Physics & Astronomy ETDs

Publication Date



The theoretical study of dense gases with strong intermolecular forces is impeded by lack of sufficient experimental which to compare predictions of the properties. High speed computers can supply this information by calculating the detailed dynamics of molecular assemblages, thereby taking the place of an actual physical experiment. This information supplied by the computers not only can test the validity of existing theories, but also it can indicate directions for possible im­provement in the theoretical approximations.

In order to show the adaptability of computers to this task, this thesis deals with the theoretical and computer-experimental study of the force exerted an end wall. The gas particles were restricted to move in one space dimension and to have only nearest neighbor interactions.

The theoretical approach predicted a force on the wall by using an approxi­mate solution to the time independent Liouville equation. The experimen­tal data were obtained from the computer, which was programmed to simulate in detail the dynamics of the particles. Finite-difference approxima­tions were written for the Newtonian equations of motion and were solved algebraically by the computer.

This thesis presents comparisons for one-dimensional gas systems under a variety of conditions: different interparticle forces, two types of wall boundaries, several average energies per particle, and various numbers of particles in the system. The interparticle force was either inversely proportional to the separation distance between particles or repulsive, or else of Lennard-Jones type, with both repulsive and attractive terms. Most comparisons were made with the simpler repulsive force function. The boundaries were either specular or fixed-particle. In the latter, a particle identical with all others in the system remains stationary and forms a wall. Theory agreed well with the computer experiments for the repulsive force function. For the Lennard-Jones type, agree­ment ranged from good to poor.

Finally, a discussion is presented which shows the possibility of applying this technique to more physically realistic problems in two space dimensions.

Degree Name


Level of Degree

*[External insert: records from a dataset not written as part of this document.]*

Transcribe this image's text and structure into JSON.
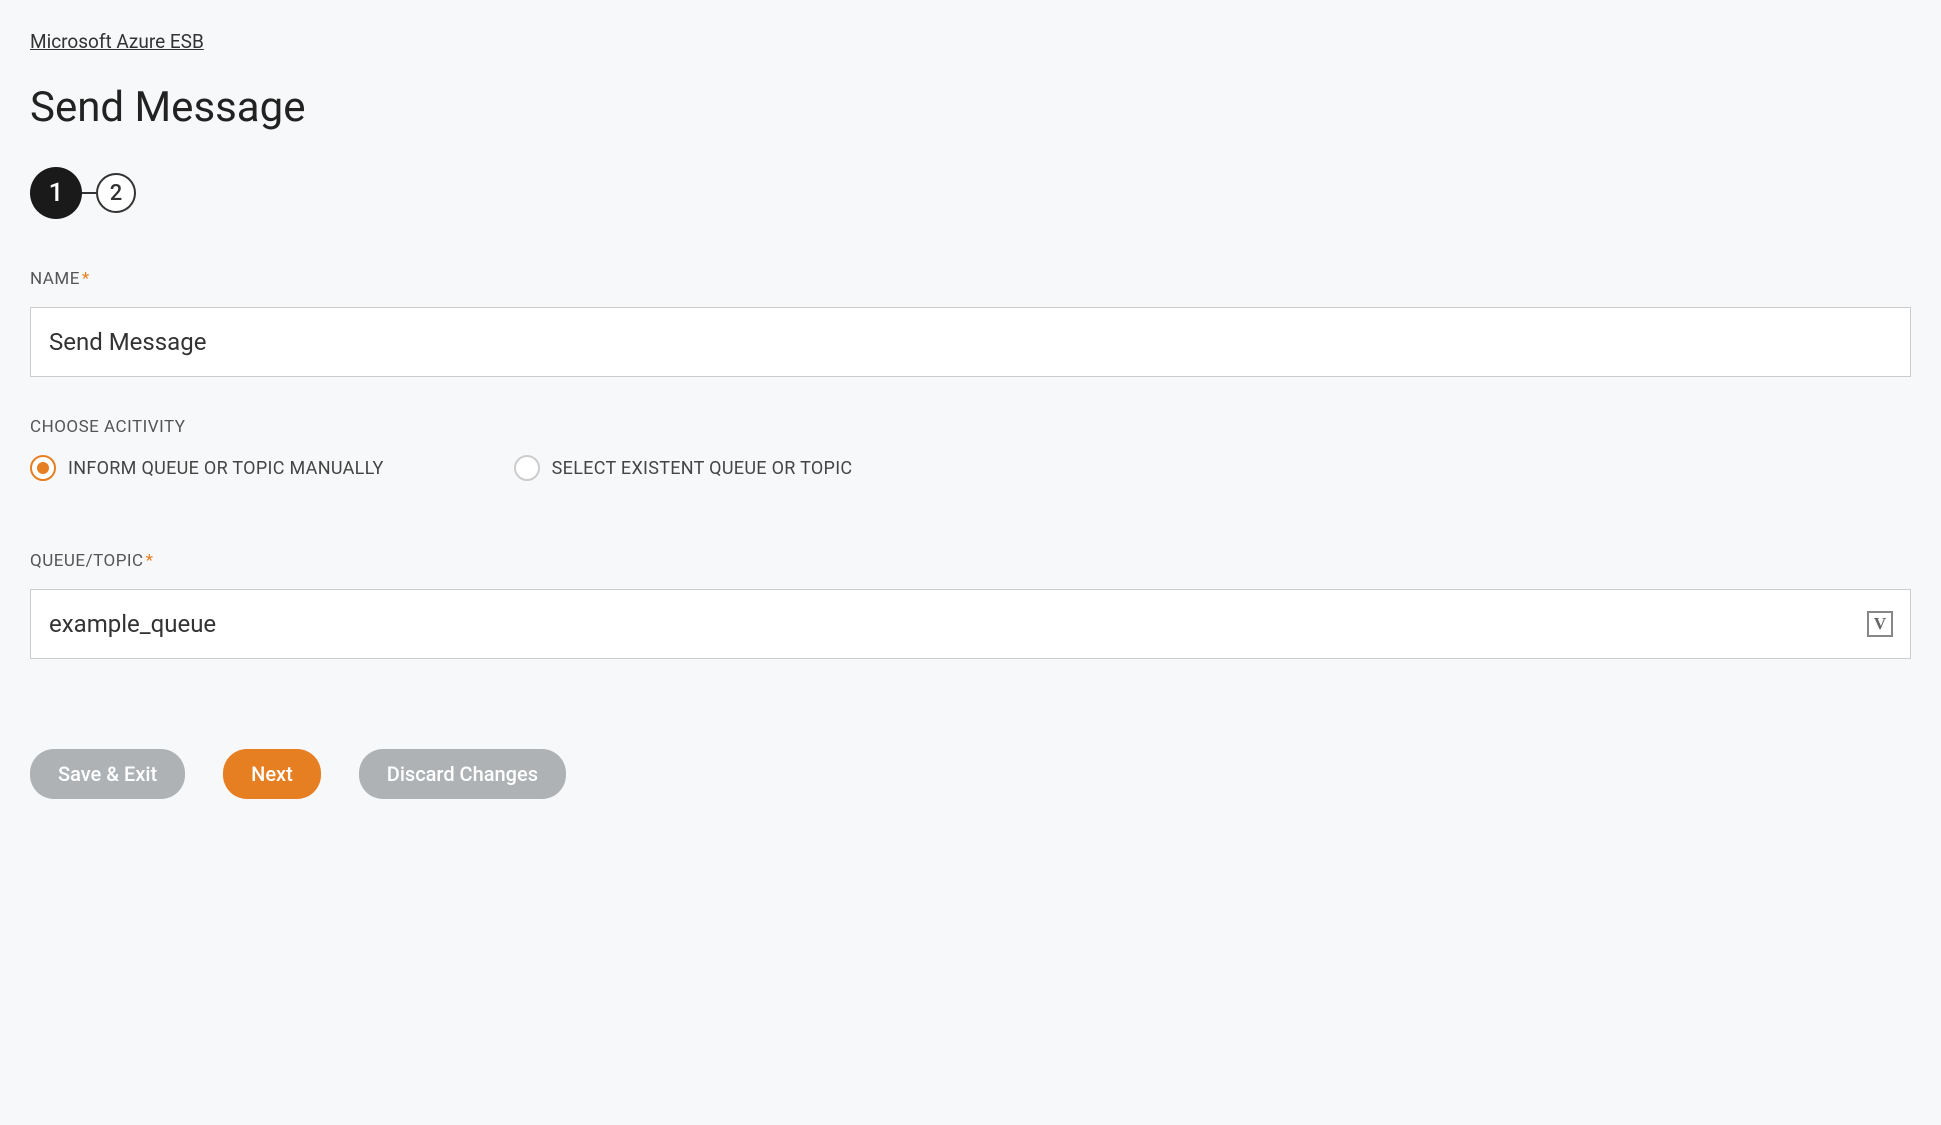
{
  "breadcrumb": {
    "label": "Microsoft Azure ESB"
  },
  "page": {
    "title": "Send Message"
  },
  "stepper": {
    "step1": "1",
    "step2": "2"
  },
  "form": {
    "name": {
      "label": "NAME",
      "value": "Send Message"
    },
    "activity": {
      "label": "CHOOSE ACITIVITY",
      "options": {
        "manual": "INFORM QUEUE OR TOPIC MANUALLY",
        "select": "SELECT EXISTENT QUEUE OR TOPIC"
      }
    },
    "queueTopic": {
      "label": "QUEUE/TOPIC",
      "value": "example_queue"
    }
  },
  "buttons": {
    "saveExit": "Save & Exit",
    "next": "Next",
    "discard": "Discard Changes"
  },
  "asterisk": "*",
  "suffixIcon": "V"
}
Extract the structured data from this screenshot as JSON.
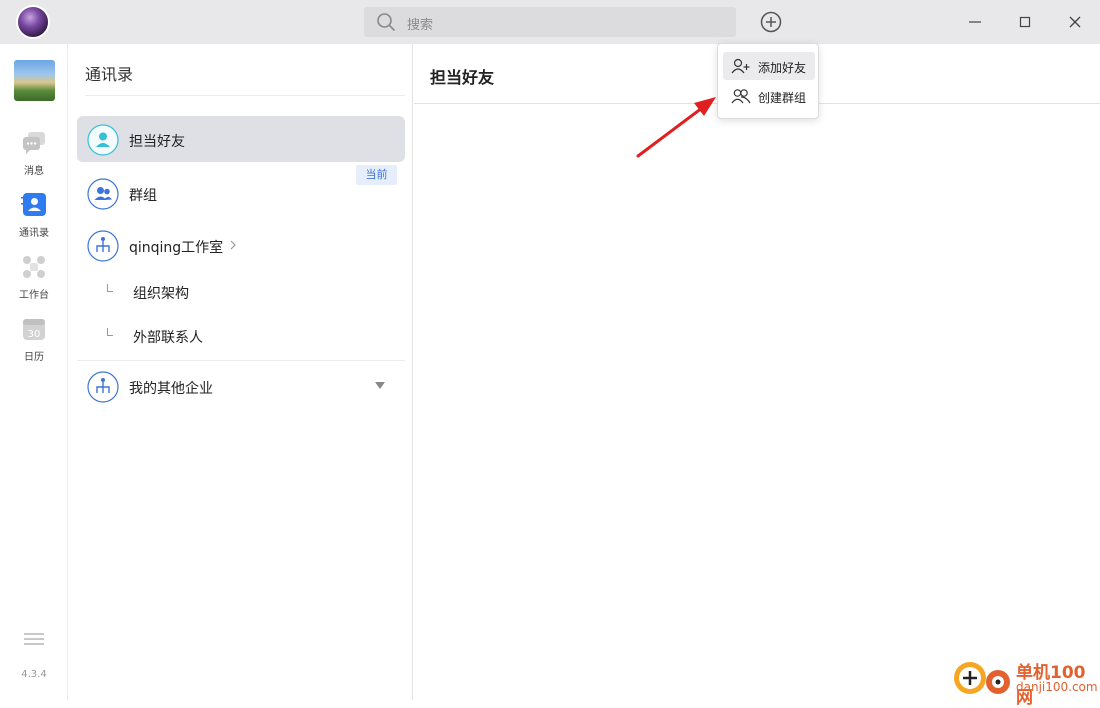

Department Name

Physics & Astronomy

First Committee Member (Chair)

Christopher Pratt Leavitt

Second Committee Member

Francis H. Harlow

Third Committee Member




Document Type